Andrew said his friend was a devout Mormon who did not smoke or drink.

It was the warrior part of him that led Mark Forester to choose one of the most grueling military disciplines available.

Forester’s death in Afghanistan follows those of Senior Airman Daniel R. Sanchez, a combat controller who died Sept. 16 conducting combat operations, and Senior Airman Michael J. Buras, a bomb technician killed Sept. 21 in a bomb explosion. Senior Airman James A. Hansen, an airfield management operations coordinator, died in Iraq on Sept. 15 during a controlled detonation.

Forester and Sanchez will be honored during the Walk for the Fallen, an 860-mile trek beginning Oct. 9 from Lackland Air Force Base, Texas, to Hurlburt Field, Fla.

The walk originally commemorated 12 fallen special tactics airmen, but Forester and Sanchez were added after their deaths.
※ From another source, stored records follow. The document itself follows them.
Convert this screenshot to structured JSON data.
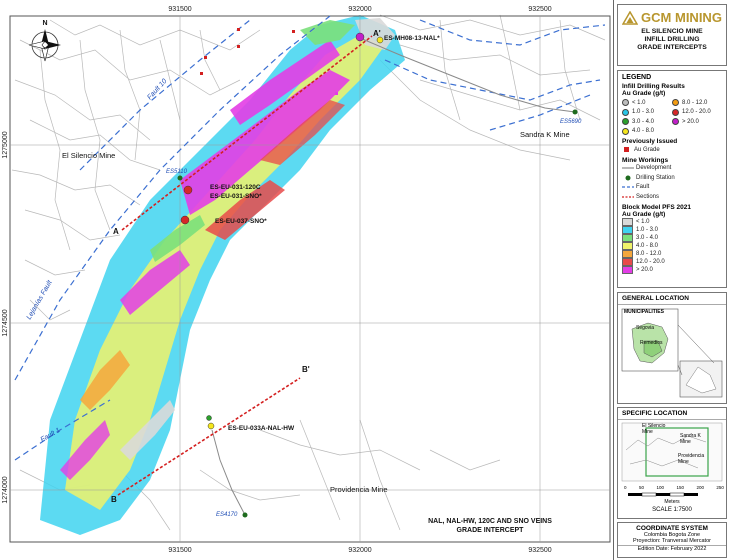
{
  "map": {
    "grid_x_labels": [
      "931500",
      "932000",
      "932500"
    ],
    "grid_y_labels": [
      "1275000",
      "1274500",
      "1274000"
    ],
    "north_label": "N",
    "faults": [
      "Fault 10",
      "Lejanías Fault",
      "Fault 1"
    ],
    "mines": [
      "El Silencio Mine",
      "Sandra K Mine",
      "Providencia Mine"
    ],
    "stations": [
      "ES5690",
      "ES5110",
      "ES4170"
    ],
    "sections": {
      "a": "A",
      "a_prime": "A'",
      "b": "B",
      "b_prime": "B'"
    },
    "drillholes": [
      "ES-MH08-13-NAL*",
      "ES-EU-031-120C",
      "ES-EU-031-SNO*",
      "ES-EU-037-SNO*",
      "ES-EU-033A-NAL-HW"
    ],
    "caption_line1": "NAL, NAL-HW, 120C AND SNO VEINS",
    "caption_line2": "GRADE INTERCEPT"
  },
  "panel": {
    "brand": "GCM MINING",
    "title_lines": [
      "EL SILENCIO MINE",
      "INFILL DRILLING",
      "GRADE INTERCEPTS"
    ],
    "legend": {
      "heading": "LEGEND",
      "infill_heading": "Infill Drilling Results",
      "au_grade_label": "Au Grade (g/t)",
      "infill_items": [
        {
          "label": "< 1.0",
          "color": "#bdbdbd"
        },
        {
          "label": "8.0 - 12.0",
          "color": "#f39c12"
        },
        {
          "label": "1.0 - 3.0",
          "color": "#29c5e6"
        },
        {
          "label": "12.0 - 20.0",
          "color": "#d62728"
        },
        {
          "label": "3.0 - 4.0",
          "color": "#2ca02c"
        },
        {
          "label": "> 20.0",
          "color": "#c21fc9"
        },
        {
          "label": "4.0 - 8.0",
          "color": "#f5e61c"
        }
      ],
      "prev_heading": "Previously Issued",
      "prev_item": "Au Grade",
      "workings_heading": "Mine Workings",
      "workings_items": [
        "Development",
        "Drilling Station",
        "Fault",
        "Sections"
      ],
      "block_heading": "Block Model PFS 2021",
      "block_items": [
        {
          "label": "< 1.0",
          "color": "#d9d9d9"
        },
        {
          "label": "1.0 - 3.0",
          "color": "#3fd3f0"
        },
        {
          "label": "3.0 - 4.0",
          "color": "#7be07b"
        },
        {
          "label": "4.0 - 8.0",
          "color": "#f0f26a"
        },
        {
          "label": "8.0 - 12.0",
          "color": "#f4a73c"
        },
        {
          "label": "12.0 - 20.0",
          "color": "#e84a4a"
        },
        {
          "label": "> 20.0",
          "color": "#e33de6"
        }
      ]
    },
    "general_location": {
      "heading": "GENERAL LOCATION",
      "municipalities": "MUNICIPALITIES",
      "segovia": "Segovia",
      "remedios": "Remedios"
    },
    "specific_location": {
      "heading": "SPECIFIC LOCATION",
      "el_silencio": "El Silencio Mine",
      "sandra": "Sandra K Mine",
      "providencia": "Providencia Mine",
      "scale_ticks": [
        "0",
        "50",
        "100",
        "150",
        "200",
        "250"
      ],
      "meters": "Meters",
      "scale": "SCALE 1:7500"
    },
    "coords": {
      "heading": "COORDINATE SYSTEM",
      "line1": "Colombia Bogota Zone",
      "line2": "Proyection: Tranversal Mercator",
      "edition": "Edition Date: February 2022"
    }
  }
}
Each of the 15 active-duty airmen scheduled to participate in the walk will carry 50-pound rucksacks and batons, each with the name of one of the 14 fallen airmen.

Master Sgt. Kenneth Huhman, one of the event’s organizers and chief of the combat control selection course at Lackland, said deaths often hit home in such a small career field.

One of the walking airmen will escort Forester’s remains home, and another was close to Sanchez. But Huhman said the deaths will help motivate the airmen honoring fallen colleagues.

“We’re always going to want to be motivated and remember the guys we lost,” he said. “The fact we lost them so close to the walk, it does give a little additional inspiration.”

Reached Thursday night in Haleyville, Ala., Forester's aunt, Carolyn Forester, said he joined the Air Force because he wanted to serve his country and that he loved the work. His parents were at Dover Air Force Base in Delaware on Thursday waiting for his return, she said.

Air Force Senior Airman Mark A. Forester was killed in action on 9/29/10.


Anonymous said...

I just viwed the story of Mark Forester on Lifetimes's Coming Home. I was so moved by what I heard and saw that I can"t go to sleep. I am so grateful that he was profiled on television. It makes me sad that we don't know about people like him. What a huge loss he was,and I just wanted to say something somehow, so I googled his name after the show. To him and his family and the pilot who brought the flag to his parents, I am so touched and feel so much. Thank you.
Patti Conger, Ventura California Much Love

Ms.Tavarez said...

Patti the same here. I am watching it now. War is so stupid and it makes me feel so angry. My condolences to his family. They raised a true hero! Yes Mom, he is truly loved by all of us.

Anonymous said...

I just saw his story on lifetime coming home, I have never had to leave a comment over the web especially for someoneIi never met but his story touched me so much i ended up googling him, my heart goes out to his parents and family,I could imagine what they were going through having lost my dad recently and still grieving from the loss, I can only pray that they find peace some how and may his soul RIP.